This is a great example from the Apartment Therapy YouTube channel. It includes their value proposition (Own Your Home), as well as a strong call to action (Subscribe to…), and is jam-packed with clips that give the viewer a taste of what they can expect:
What you’ll discover with channel trailers is that you have a thousand fantastic ideas, but you only need one for the video. However, a dedicated channel trailer is not the only option. Instead, use the video that has the highest conversion rate on your channel. It’ll make an excellent trailer because it’s already proven to be effective with your target audience.
7. Consider YouTube SEO seriously.
It’s time to start thinking about search engine optimization, or SEO, on YouTube. After all, it is the world’s second-largest search engine, and most creators get their start on YouTube by having searchable content. This entails conducting extensive keyword research on your topic to determine what people are looking for.
If you want, you can add keywords to video titles, descriptions, and tags. Also, try to include keywords in your video content’s vocabulary because YouTube is watching and listening to everything you post on the platform.
Some of these are marginal gains, but keep this in mind. Would you rather be the one giving YouTube as much information about your video as possible if you’re a channel with 100 subscribers versus another channel with 100 subscribers? Or the one who just throws stuff up on YouTube and waits for it to be discovered?
8. Correctly Identify Your Pain Points Now
Every creator has issues that are impeding their success.
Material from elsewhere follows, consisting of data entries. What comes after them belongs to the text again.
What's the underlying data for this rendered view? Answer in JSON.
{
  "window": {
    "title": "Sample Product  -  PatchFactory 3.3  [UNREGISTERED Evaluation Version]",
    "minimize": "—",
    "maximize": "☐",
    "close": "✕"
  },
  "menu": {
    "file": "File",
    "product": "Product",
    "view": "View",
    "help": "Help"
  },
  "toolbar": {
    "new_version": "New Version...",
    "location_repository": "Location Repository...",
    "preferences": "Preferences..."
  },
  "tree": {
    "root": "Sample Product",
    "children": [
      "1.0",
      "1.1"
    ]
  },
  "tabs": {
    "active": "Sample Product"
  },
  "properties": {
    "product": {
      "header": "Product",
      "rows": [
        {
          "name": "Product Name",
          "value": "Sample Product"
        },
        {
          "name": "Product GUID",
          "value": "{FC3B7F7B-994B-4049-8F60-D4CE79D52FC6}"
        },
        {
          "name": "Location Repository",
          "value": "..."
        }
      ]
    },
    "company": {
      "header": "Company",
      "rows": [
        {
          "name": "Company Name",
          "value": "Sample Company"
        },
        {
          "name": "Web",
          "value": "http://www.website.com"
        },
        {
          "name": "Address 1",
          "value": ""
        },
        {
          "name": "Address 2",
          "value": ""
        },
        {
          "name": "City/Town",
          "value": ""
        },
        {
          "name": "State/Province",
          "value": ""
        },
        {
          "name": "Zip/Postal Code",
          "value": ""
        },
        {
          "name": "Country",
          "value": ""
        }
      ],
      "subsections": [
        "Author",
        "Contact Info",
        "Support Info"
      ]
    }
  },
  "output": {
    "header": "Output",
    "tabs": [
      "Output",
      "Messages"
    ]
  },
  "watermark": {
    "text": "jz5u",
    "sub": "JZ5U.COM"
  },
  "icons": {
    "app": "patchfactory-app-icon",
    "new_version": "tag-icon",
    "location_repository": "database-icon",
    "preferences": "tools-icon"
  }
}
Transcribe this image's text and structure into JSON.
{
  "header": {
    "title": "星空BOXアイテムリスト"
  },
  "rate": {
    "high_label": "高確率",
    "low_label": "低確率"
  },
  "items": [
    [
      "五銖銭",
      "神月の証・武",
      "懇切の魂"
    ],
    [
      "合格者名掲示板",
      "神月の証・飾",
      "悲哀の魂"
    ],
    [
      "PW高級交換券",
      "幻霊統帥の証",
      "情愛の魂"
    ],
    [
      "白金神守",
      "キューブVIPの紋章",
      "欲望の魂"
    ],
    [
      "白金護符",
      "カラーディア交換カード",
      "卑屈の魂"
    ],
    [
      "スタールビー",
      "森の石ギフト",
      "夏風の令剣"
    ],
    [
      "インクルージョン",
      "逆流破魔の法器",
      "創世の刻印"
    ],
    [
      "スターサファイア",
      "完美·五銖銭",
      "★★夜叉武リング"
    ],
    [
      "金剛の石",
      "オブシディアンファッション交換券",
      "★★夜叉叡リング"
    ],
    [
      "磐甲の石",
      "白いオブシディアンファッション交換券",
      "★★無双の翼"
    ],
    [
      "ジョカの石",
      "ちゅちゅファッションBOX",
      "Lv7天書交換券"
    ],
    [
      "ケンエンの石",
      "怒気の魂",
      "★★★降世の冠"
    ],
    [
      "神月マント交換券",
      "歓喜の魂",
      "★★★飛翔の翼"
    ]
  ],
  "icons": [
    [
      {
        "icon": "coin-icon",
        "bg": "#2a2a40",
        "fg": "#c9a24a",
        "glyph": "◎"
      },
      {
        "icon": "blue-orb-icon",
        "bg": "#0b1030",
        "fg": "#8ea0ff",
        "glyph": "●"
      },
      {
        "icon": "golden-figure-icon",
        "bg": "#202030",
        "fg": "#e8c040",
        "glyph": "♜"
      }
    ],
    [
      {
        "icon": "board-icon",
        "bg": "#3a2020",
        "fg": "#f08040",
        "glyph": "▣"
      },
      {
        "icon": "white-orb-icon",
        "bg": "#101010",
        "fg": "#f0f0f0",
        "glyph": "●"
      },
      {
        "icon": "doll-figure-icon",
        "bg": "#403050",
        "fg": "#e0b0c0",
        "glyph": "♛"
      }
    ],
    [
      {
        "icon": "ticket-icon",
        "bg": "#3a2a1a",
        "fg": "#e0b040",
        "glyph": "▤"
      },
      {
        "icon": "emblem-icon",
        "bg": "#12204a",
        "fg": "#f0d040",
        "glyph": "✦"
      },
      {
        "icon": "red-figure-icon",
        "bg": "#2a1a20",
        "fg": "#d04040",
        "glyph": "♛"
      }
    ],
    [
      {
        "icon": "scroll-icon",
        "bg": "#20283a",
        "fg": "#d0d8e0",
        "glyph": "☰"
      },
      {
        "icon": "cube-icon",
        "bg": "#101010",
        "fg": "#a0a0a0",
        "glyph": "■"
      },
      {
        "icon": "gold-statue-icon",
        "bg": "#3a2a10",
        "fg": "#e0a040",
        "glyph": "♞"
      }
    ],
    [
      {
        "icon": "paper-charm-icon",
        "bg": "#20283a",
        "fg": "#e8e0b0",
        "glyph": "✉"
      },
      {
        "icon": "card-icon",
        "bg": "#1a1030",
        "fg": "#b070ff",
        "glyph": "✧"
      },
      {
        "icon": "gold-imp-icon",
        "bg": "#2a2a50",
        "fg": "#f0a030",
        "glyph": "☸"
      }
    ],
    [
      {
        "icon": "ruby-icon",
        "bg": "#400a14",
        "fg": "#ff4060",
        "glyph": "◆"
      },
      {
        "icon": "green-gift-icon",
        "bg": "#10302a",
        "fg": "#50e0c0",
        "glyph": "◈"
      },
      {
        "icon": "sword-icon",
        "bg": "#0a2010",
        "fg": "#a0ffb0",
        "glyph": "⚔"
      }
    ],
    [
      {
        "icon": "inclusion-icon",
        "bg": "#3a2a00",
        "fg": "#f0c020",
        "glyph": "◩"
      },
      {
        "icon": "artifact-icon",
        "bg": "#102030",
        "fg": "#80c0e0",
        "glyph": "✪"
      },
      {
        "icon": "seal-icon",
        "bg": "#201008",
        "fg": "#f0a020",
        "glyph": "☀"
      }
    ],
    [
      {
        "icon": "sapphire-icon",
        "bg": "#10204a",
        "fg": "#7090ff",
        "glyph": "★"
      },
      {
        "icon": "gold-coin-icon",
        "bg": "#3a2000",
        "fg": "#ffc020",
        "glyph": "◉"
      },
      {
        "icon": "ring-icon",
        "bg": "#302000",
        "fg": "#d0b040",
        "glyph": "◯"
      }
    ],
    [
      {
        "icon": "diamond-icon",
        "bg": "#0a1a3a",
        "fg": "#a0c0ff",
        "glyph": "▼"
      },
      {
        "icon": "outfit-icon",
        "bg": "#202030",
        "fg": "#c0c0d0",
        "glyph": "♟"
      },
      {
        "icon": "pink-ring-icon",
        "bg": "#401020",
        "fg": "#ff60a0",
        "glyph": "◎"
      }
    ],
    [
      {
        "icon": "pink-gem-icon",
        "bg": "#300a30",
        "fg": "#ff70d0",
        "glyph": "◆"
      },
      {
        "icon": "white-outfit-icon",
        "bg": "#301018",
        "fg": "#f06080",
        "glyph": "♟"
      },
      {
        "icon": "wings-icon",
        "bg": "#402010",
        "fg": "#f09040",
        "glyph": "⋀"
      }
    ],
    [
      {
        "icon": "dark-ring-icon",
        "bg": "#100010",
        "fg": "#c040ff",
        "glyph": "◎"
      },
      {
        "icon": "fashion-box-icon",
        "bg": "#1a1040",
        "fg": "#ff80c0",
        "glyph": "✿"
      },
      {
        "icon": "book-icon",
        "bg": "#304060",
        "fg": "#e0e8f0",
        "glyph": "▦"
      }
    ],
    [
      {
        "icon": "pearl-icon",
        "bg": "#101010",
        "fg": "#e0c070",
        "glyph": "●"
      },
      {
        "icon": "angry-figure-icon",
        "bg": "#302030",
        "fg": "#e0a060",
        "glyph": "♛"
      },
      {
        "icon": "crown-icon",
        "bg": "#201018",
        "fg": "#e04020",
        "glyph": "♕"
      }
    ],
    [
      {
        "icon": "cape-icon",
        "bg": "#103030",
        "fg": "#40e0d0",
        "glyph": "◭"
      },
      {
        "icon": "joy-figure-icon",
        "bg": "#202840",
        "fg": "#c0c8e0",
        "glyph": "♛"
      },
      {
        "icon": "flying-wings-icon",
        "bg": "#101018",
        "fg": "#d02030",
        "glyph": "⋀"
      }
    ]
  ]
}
These difficulties could include:
- Thumbnails that are not clickable
- Keyword research that does not accurately reflect what people are looking for
- Having to re-shoot scenes as you gain confidence in front of the camera
Identify your pain points and confront them. The longer you ignore that pain point, the more brittle your YouTube channel’s foundation will become.
You don’t have to deal with all of your problems at once. Work on the issues that are causing the most problems for your channel. Thumbnails are typically used at this stage in a creator’s journey. Whatever it is, try to improve on that pain point by 1% per video. If you start improving on something today, in two or three months you’ll look back at where those videos were and think, “Wait a minute, where were those videos?” “That was, indeed, dreadful. Those thumbnails were terrible, but I’m so glad they look better now because I’m getting more clicks and views.”
9. Maintain Your Weirdness. Be a Creative YouTube Creator.
Do you want to be certain of getting 1,000 subscribers? Continue to be strange. Make an effort to do things you would not normally do.
Eighty percent of the time, you want to deliver content to your audience while also creating consistent thumbnails. But there’s nothing wrong with branching out. If you don’t try new things, you’ll never know if a new trend is worth your time. Or a specific thumbnail that defies logic while appealing to a specific demographic.
10. Get Your YouTube Audience Involved
Every viewer will not watch your videos all the way through. Your audience retention will most likely be lower, with people only watching 30 percent to 50 percent of your video. But that isn’t the worst news ever. It is unusual to have a retention rate of 100 percent. What you should prioritise above all else is increasing your percentage, whatever it is, over time. The more people who enjoy your videos, the more likely YouTube will recommend your content to viewers.
Aside from that, appeal to your community’s core members in three ways:
- Engage them by adding polls and GIFs to the Community Tab.
- React to video comments.
- During live streams, interact with viewers.
As you expand, some of your viewers will become more than just subscribers. They’ll be your ardent supporters, and you should reciprocate with the same zeal and enthusiasm.